Origin of plant science
Aristotle, who was Theophrastus’s mentor at the Lyceum in ancient Athens, complained bitterly at the way human attention is invariably focused on self-interest and what can be exploited in the world, rather than trying to understand and explain what is going on. He objected:
‘How tiresome it is to keep asking of natural things – what is its use? . . . Once we have got what we need to survive, we should turn our attention to understanding nature in terms of its own ends and goods‘.
Biology was born when Aristotle and Theophrastus divided up the living world into animals and plants with Aristotle beginning a systematic account of the former and Theophrastus the latter. Plant science began with Theophrastus who, at the very outset of his Enquiry into Plants, responded to Aristotle’s request for an impartial investigation of the natural world by issuing a challenge to future plant scientists:
We must consider the distinctive characters and the general nature of plants from the point of view of their morphology, their behaviour under external conditions, their mode of generation and the whole course of their life
To satisfy his curiosity about plants Theophrastus used objective reason, what might be called analytic empiricism (see Socrates, Plato & Aristotle and Reason & science) a much more rigorous methodology than the proto-botany of the ancient civilizations of Egypt and the Mediterranean, Mesopotamia, India, and China all of which emphasised the various ways of using plants, the learned or priestly members of society having particular interest in the medicinal properties of plants. Theophrastus looked beyond plant utility to ask additional questions about the plants themselves – about their structure and function – how they were related to one-another in form, how they reproduced, their physiology, ecology, geography and so on. His studies were part of a research program in an institute of learning, the Lyceum in Athens, which along with the Academy of Plato served as models for today’s universities. Like his mentors Theophrastus questioned everything he was told, always demanding evidence and clear thinking: he was therefore suspicious of the views of his day, the prevailing myths, the influence of deities, and all manner of questionable subjective beliefs and traditions. He was in the tradition of thinkers like Empedocles (c. 495–435 BCE) who had not only derived a crude theory of evolution but also suggested that there was sex in plants, both theories well ahead of his time. Theophrastus’s challenge does not sound unduly onerous to us today but historically it proved extraordinarily difficult to carry out as amply demonstrated by the fact that it took 1500 years for the flame of plant science to be reignited as plant study was reduced once again to descriptive pharmacology. Rather than being a new beginning, Theophrastus’s botany was more a botanical culmination of Ionian Presocratic philosophy.
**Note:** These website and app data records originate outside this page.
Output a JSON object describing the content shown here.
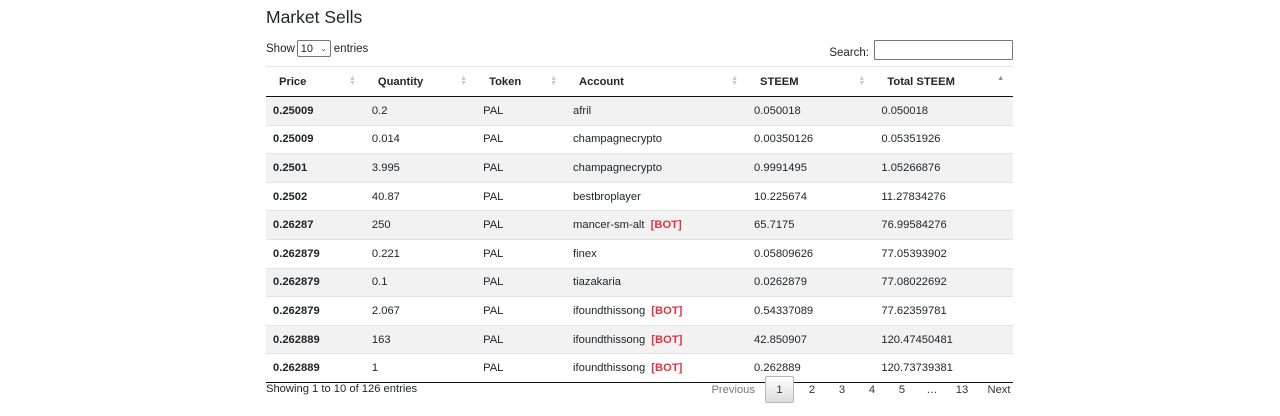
{
  "title": "Market Sells",
  "length": {
    "prefix": "Show",
    "value": "10",
    "suffix": "entries"
  },
  "search": {
    "label": "Search:",
    "value": ""
  },
  "columns": [
    "Price",
    "Quantity",
    "Token",
    "Account",
    "STEEM",
    "Total STEEM"
  ],
  "sorted_column": "Total STEEM",
  "rows": [
    {
      "price": "0.25009",
      "quantity": "0.2",
      "token": "PAL",
      "account": "afril",
      "bot": "",
      "steem": "0.050018",
      "total": "0.050018"
    },
    {
      "price": "0.25009",
      "quantity": "0.014",
      "token": "PAL",
      "account": "champagnecrypto",
      "bot": "",
      "steem": "0.00350126",
      "total": "0.05351926"
    },
    {
      "price": "0.2501",
      "quantity": "3.995",
      "token": "PAL",
      "account": "champagnecrypto",
      "bot": "",
      "steem": "0.9991495",
      "total": "1.05266876"
    },
    {
      "price": "0.2502",
      "quantity": "40.87",
      "token": "PAL",
      "account": "bestbroplayer",
      "bot": "",
      "steem": "10.225674",
      "total": "11.27834276"
    },
    {
      "price": "0.26287",
      "quantity": "250",
      "token": "PAL",
      "account": "mancer-sm-alt",
      "bot": "[BOT]",
      "steem": "65.7175",
      "total": "76.99584276"
    },
    {
      "price": "0.262879",
      "quantity": "0.221",
      "token": "PAL",
      "account": "finex",
      "bot": "",
      "steem": "0.05809626",
      "total": "77.05393902"
    },
    {
      "price": "0.262879",
      "quantity": "0.1",
      "token": "PAL",
      "account": "tiazakaria",
      "bot": "",
      "steem": "0.0262879",
      "total": "77.08022692"
    },
    {
      "price": "0.262879",
      "quantity": "2.067",
      "token": "PAL",
      "account": "ifoundthissong",
      "bot": "[BOT]",
      "steem": "0.54337089",
      "total": "77.62359781"
    },
    {
      "price": "0.262889",
      "quantity": "163",
      "token": "PAL",
      "account": "ifoundthissong",
      "bot": "[BOT]",
      "steem": "42.850907",
      "total": "120.47450481"
    },
    {
      "price": "0.262889",
      "quantity": "1",
      "token": "PAL",
      "account": "ifoundthissong",
      "bot": "[BOT]",
      "steem": "0.262889",
      "total": "120.73739381"
    }
  ],
  "info": "Showing 1 to 10 of 126 entries",
  "pagination": {
    "previous": "Previous",
    "pages": [
      "1",
      "2",
      "3",
      "4",
      "5",
      "…",
      "13"
    ],
    "current": "1",
    "next": "Next"
  },
  "colors": {
    "bot": "#dc3545",
    "stripe": "#f2f2f2",
    "sort_active": "#6a8fd6"
  }
}
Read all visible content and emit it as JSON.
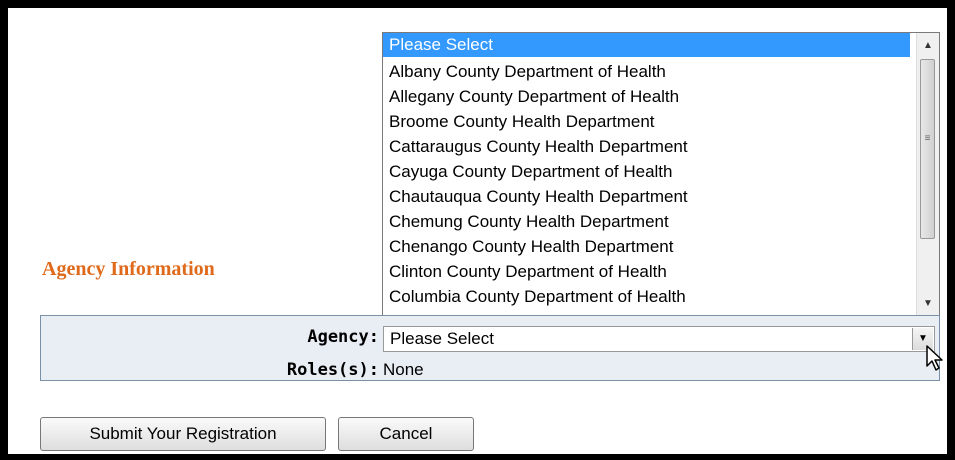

The ancient Greeks had discovered a method of penetrating and understanding the natural world as never before, a highly effective method that we still cherish today. What they had discovered was science, and it would transform the world. Science was not a miracle technology or secret recipe – it was a mode of thinking.
So how did the history of plant science unfold after Theophrastus?
The history of botany has been the topic of several books but this account has drawn heavily on the excellent History of Botanical Science by Alan Morton (1981), it is discussed mainly from a Western perspective.
Economic botany, plant introduction, gardens & plant science
Other developments at this time included the curious, beautiful and economically useful plant trophies sent back to Athens by explorers and from military campaigns. Epicurus had established what was possibly the first decorative garden in Athens and gardens were generally becoming more elaborate and commonplace across the Mediterranean and Persian world descending, we assume, from the ancient palace gardens and designed city precincts of ancient Egypt and Mesopotamia. But the best known medicinal manuscript influenced by this period of history was written in about 65 CE was De Materia Medica (Materials of Medicine) a list of herbs and their properties written by Pedanios Dioscorides (c. 40–90 CE) a Greek physician in the Roman army. For many centuries this work would be regarded as definitive and slavishly copied again and again well into the Renaissance even though we now know of works like De Simplicibus by the brilliant Greek physician in Roman Pergamon, Galen (c.131–201 CE) which is much more informative.